We are living in times that are demanding of a persons soul. Bravery is one of the most important attributes in our fight and it has gone missing in so much of the elite in our society. Never having been tested in life because of the ease of their lives, for the first time they need it, bravery, and have no idea what is missing. But it takes a brave soul to publish items that have people calling for your head. But avoiding the threat by giving up your freedom only postpones your day of reckoning it doesn't eliminate it. Worse because you have allowed the enemy to gain so much strength, and you have given up so much of yours in an effort to appease, you suffer so much worse.

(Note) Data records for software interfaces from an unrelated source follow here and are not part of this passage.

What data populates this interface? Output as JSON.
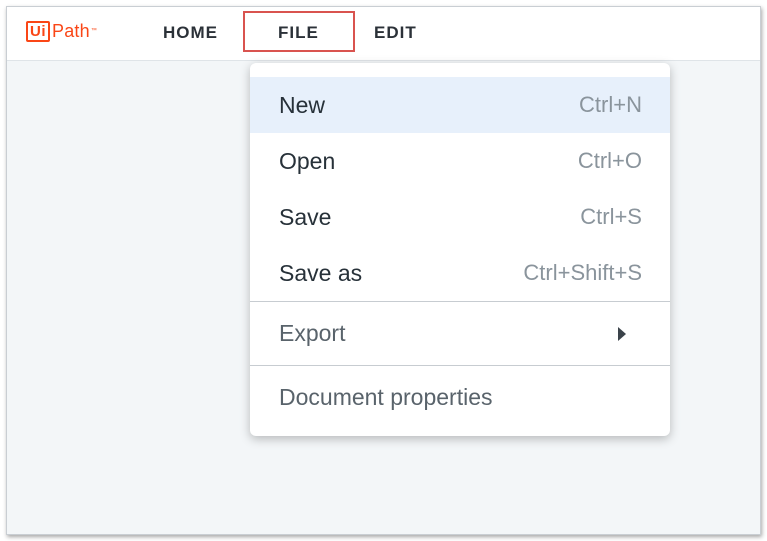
{
  "brand": {
    "box_text": "Ui",
    "text": "Path",
    "tm": "™",
    "color": "#fa4616"
  },
  "nav": {
    "items": [
      {
        "label": "HOME"
      },
      {
        "label": "FILE"
      },
      {
        "label": "EDIT"
      }
    ],
    "highlight_color": "#d9534f"
  },
  "file_menu": {
    "items": [
      {
        "label": "New",
        "shortcut": "Ctrl+N",
        "hovered": true
      },
      {
        "label": "Open",
        "shortcut": "Ctrl+O"
      },
      {
        "label": "Save",
        "shortcut": "Ctrl+S"
      },
      {
        "label": "Save as",
        "shortcut": "Ctrl+Shift+S"
      },
      {
        "label": "Export",
        "submenu_icon": "chevron-right-icon"
      },
      {
        "label": "Document properties"
      }
    ],
    "hover_color": "#e7f0fb"
  }
}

*UPDATE: Please see comments - possible mistranslation.

Viking Observer

Dreams Into Lightning welcomes the too-long-overlooked Viking Observer to the blogroll. Go visit VO's main page for the latest on the Danish Mohammed cartoon controversy ... and please bear this post in mind as you scroll down past some of the right-wing cartoons.

Buy Danish!

Fighting my way through the blur of a Carlsberg-induced hangover, I've got to put in a few words for the "Buy Danish" movement. History News Network has some ideas:
Danish Havarti cheese

Carlsberg and Tuborg Beers.

Arla owns White Clover Dairy, a Wisconsin company so buy that brand. It comes under White Clover and Holland Farm.

Danish Crown hams ( DAK (sold at Sam clubs)... baby back ribs, because they come from Denmark.

You shop online at The Danish Foodshop and Danish Deli Foods.

You can also buy gorgious Danish porcelain and LEGO for the kids.

Go to the link for more details and more links. Denmark has refused to apologize for the cartoons, and that's as it should be.

UPDATE: Please see Comments for more ideas. And of course, go to the link.